  • Prescription medications: non-steroidal anti-inflammatories (NSAIDs) are available over the counter in low doses, others need to be prescribed. NSAIDs can provide temporary pain relief, specifically pain associated with inflammation, and reduce fever.

  • Opioids: are used to treat severe pain associated with cancer or acute pain (e.g., following surgery). They might also help some people with severe, persistent pain. Their long-term benefit is controversial. Opioids can have serious side effects (including constipation and breathing difficulties). They also produce physical dependence over time and can be addictive if not managed appropriately.

  • Anti-neuropathic pain medications: Medications that act on the nervous system associated with pain may be used where nerve injury or dysfunction produces pain (neuropathic pain) or when the pain system is sensitised (in part due to severity or duration of pain). These include older types of anti-depressants, anti-epilepsy medications, and some blood pressure medications. These medications typically have significant side effects (e.g., reduced concentration, sleepiness, weight gain), however, sometimes they may be prescribed for these effects (e.g., to improve sleep).

Always speak with your doctor and pharmacist when taking medication. Also learn what your medications contain and take care to ensure you do not take multiple medications with similar ingredients to prevent overdose, side effects and even death.


Mindfulness

Learn to focus, and be, in the present moment using mindfulness exercises. Through practice, you can train your mind to focus and pay attention to the thoughts and sensations you experience, accepting them without judgement. Regularly practicing mindfulness meditation can relieve stress and pain, and improve: mood, sleep, and mental health. Your Counselling Psychologist can teach you mindfulness techniques.


Nutrition

Eating a well-balanced diet that includes a variety of foods, such as fruits, vegetables, whole grains, proteins and healthy fats, is important for good health. It gives your body the energy and nutrients it needs to work properly, helps you maintain a healthy weight, helps protect you against other health conditions and is vital for a healthy immune system.


Pain can lead to individuals eating more, or less, than is required. Pain may prevent grocery shopping and increase reliance on junk or fast foods. Pain might restrict your ability to stand or cook. Medications can also influence appetite.


Consider preparing meals in advance. You can also shop online and have groceries, or prepared healthy meals, delivered. Make your meals colourful, as various coloured fruit and vegetables have unique disease fighting chemicals called phytochemicals.


See the iflow psychology blog: Recipe for Better Health: Food, Water and Weight Change for more information.


Ointments, creams, sprays, liniments, rubs & gels

Temporary forms of pain relief come in the form of creams, gels, ointments, rubs, and sprays applied directly to your skin. There’s a vast array of them available, in many different forms and using different ingredients. These products can provide some relief and, in some cases, can be anti-inflammatory.


Topical products can include:

  • Counterirritants: such as menthol, methyl salicylate, eucalyptus oil and camphor. They act by creating a burning or cooling sensation that distracts you from the pain.

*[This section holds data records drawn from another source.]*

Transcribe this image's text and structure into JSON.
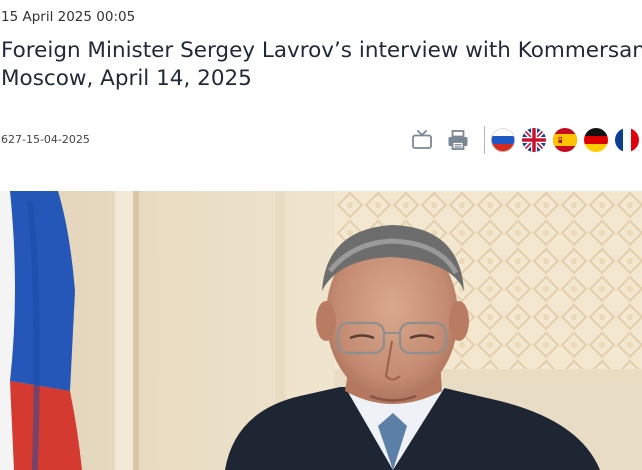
{
  "article": {
    "date": "15 April 2025 00:05",
    "title_line1": "Foreign Minister Sergey Lavrov’s interview with Kommersant,",
    "title_line2": "Moscow, April 14, 2025",
    "doc_number": "627-15-04-2025"
  },
  "toolbar": {
    "icons": [
      "tv-icon",
      "print-icon"
    ],
    "languages": [
      "Russian",
      "English",
      "Spanish",
      "German",
      "French"
    ]
  },
  "colors": {
    "icon_gray": "#7b8794",
    "title": "#1f2a36"
  }
}
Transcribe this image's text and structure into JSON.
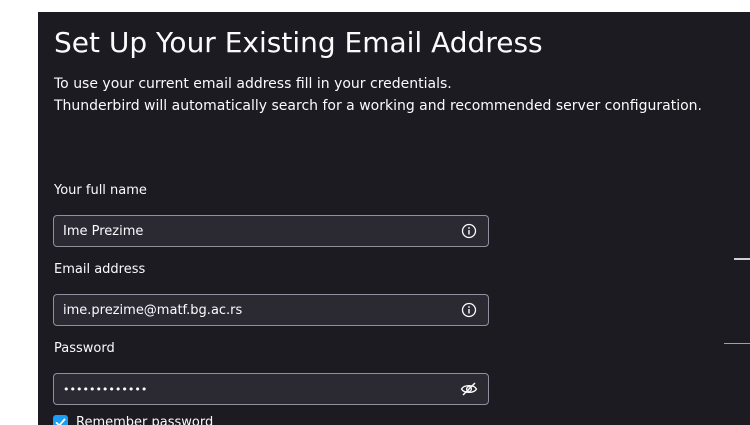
{
  "dialog": {
    "title": "Set Up Your Existing Email Address",
    "description_line1": "To use your current email address fill in your credentials.",
    "description_line2": "Thunderbird will automatically search for a working and recommended server configuration."
  },
  "form": {
    "full_name": {
      "label": "Your full name",
      "value": "Ime Prezime",
      "icon": "info-icon"
    },
    "email": {
      "label": "Email address",
      "value": "ime.prezime@matf.bg.ac.rs",
      "icon": "info-icon"
    },
    "password": {
      "label": "Password",
      "value": "•••••••••••••",
      "icon": "eye-hidden-icon"
    },
    "remember_password": {
      "label": "Remember password",
      "checked": true
    }
  },
  "colors": {
    "background": "#1c1b22",
    "field_background": "#2b2a33",
    "field_border": "#8f8f9d",
    "text": "#fbfbfe",
    "accent": "#1a9df4"
  }
}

  • Medicated products: Many topical products contain non-steroidal anti-inflammatory drugs (NSAIDs). If you are taking other NSAIDs, consult your doctor or pharmacist before using a medicated topical pain reliever.

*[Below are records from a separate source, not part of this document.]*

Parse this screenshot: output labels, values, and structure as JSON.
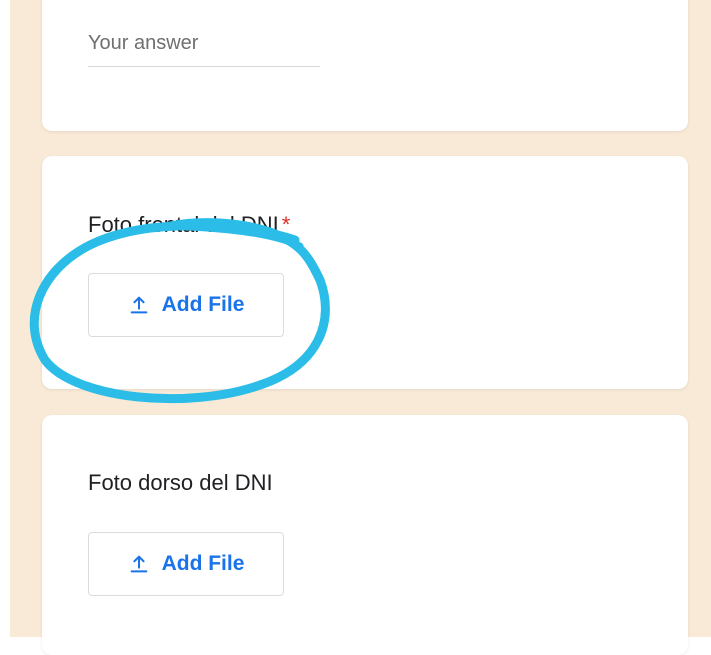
{
  "form": {
    "answer_placeholder": "Your answer",
    "questions": [
      {
        "title": "Foto frontal del DNI",
        "required_mark": "*",
        "add_file_label": "Add File"
      },
      {
        "title": "Foto dorso del DNI",
        "add_file_label": "Add File"
      }
    ]
  },
  "icons": {
    "upload": "upload-icon"
  },
  "colors": {
    "background": "#f8ead6",
    "accent": "#1a73e8",
    "required": "#d93025",
    "annotation": "#2bbde7"
  }
}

Pacing

Pacing is important in pain management as it helps you to stay active, doing the things you care about and want or need to do, and helps you avoid pain flares. Pacing involves reducing activities into smaller parts. Pacing can help find the right balance between rest and activity (both physical and mental). This will help reduce your risk of pain flares and fatigue. Instead of mowing all the lawns in one day, for instance, you might choose to mow the front lawns one day and then the back lawn a week later. This prevents flare-ups from overdoing it.


Physical therapy and occupational therapy

These two specialties are important component